In some variations, the application programming interface may be invoked to facilitate communication between client and server applications. The API can include definitions for data structures of virtual robotic components or other virtual components within the virtual environment. The API could include data structures such as a number of virtual robot arms, virtual robotic arm segments (e.g. link), virtual patient tables, virtual cannulas, and/or virtual surgical instruments.
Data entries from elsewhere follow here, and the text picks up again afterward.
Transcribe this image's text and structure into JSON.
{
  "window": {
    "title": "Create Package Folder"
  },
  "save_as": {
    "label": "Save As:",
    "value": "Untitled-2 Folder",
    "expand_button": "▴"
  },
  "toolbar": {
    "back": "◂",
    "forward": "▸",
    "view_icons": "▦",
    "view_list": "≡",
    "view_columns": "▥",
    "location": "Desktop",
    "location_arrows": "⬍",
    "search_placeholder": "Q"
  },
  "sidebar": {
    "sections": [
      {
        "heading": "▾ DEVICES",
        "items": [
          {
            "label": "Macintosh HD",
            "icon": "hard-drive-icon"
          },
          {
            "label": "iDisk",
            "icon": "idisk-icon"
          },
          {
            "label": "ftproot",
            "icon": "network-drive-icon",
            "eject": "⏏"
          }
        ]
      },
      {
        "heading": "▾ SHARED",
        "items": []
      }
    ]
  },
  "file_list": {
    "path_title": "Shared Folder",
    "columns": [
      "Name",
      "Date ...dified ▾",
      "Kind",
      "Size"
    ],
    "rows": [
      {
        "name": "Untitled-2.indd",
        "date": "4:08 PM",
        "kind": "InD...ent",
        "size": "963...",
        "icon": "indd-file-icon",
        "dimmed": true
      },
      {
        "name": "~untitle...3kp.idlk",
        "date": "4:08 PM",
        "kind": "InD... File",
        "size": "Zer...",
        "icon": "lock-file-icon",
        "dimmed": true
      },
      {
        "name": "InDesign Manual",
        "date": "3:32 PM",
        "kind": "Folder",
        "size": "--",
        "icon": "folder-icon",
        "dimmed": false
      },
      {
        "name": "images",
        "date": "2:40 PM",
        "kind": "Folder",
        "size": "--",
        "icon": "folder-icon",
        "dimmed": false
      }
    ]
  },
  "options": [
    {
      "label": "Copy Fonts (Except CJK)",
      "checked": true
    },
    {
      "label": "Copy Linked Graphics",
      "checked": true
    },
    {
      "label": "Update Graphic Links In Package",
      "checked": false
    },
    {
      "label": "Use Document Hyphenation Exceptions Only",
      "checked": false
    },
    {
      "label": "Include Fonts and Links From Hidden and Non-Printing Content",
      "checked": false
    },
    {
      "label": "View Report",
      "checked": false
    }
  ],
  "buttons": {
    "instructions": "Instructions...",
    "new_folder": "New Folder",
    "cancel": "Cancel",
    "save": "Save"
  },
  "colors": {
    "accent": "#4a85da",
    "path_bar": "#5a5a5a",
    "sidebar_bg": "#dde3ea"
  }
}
The API could also include a datastructure for a virtual touchpoint that allows manipulation of a virtual robotic component, such as a virtual robotic arm, or another virtual component.

For instance, the method could include passing status data regarding a virtual robot arm, such a position and orientation (e.g. pose of the virtual robot arm).” The client application can pass this status information to the application server, which will then generate an actuation order based on the kinematics of the virtual robotic hand.

As described in this document, the virtual reality system has many applications and uses. In one variation, a virtual reality system can be used to accelerate the R&D process during the development of a robot surgical system. This is done by allowing simulations of possible designs without having to build physical prototypes. A method of designing a robot surgical system can include, for example, creating a virtual version of the system, testing it in a virtual environment and then modifying the model based upon the results. Then, the real model is created based on this modified model. The virtual model can be tested by performing a simulation of a surgical procedure with a virtual robotic hand and a virtual instrument attached to the arm. This could be done through the client app described here. During a testing, the system can detect collisions involving the virtual robot arm. This may trigger, for instance, a modification of the virtual model. In response to the detected event, the system may modify its virtual model. The modified virtual model can then be tested further to confirm if the modification has reduced the likelihood that the collision event will occur during the virtual surgery procedure. In this way, it is possible to test and modify robotic surgical system designs before testing physical prototypes.

In another variation, a virtual reality system can be used to test the control mode of a robotic surgical part. A method of testing a control for a robot surgical component can include, for example, creating a virtual surgical environment that includes at least a virtual component corresponding to the component, simulating the control mode in the virtual surgical environment and moving the virtual component in accordance to the emulated mode in response to user input. Moving the virtual component can include, in some variations, passing status information about the atleast one virtual component from a virtual operating environment application to a kinematics applicaiton, generating an actuator command based upon the status information and emulated control mode and passing the actuation commands from the second applicaiton to the first applicaiton, and then moving the atleast one virtual component within the virtual surgical environment.

For instance, the control mode that will be tested could be a trajectory-following control mode for robotic arms. The virtual reality system can be used to simulate the movement of a robotic arm in trajectory following. When the system is used for emulating a trajectory-following control mode, an actuation command may be generated by a Kinematics application that includes generating actuated commands for each of the plurality of virtual joint in the virtual robot arm. This set of actuated command may be implemented by an application for a virtual operating system to move the virtual robot arm in the virtual space, thereby allowing collision, volume, or workspace of movement testing, etc.

The following sections describe in detail other variations and examples of virtual-reality systems, their user interfaces and modes, and the applications and uses that virtual-reality systems can be used for.

Click here to view the patent on Google Patents.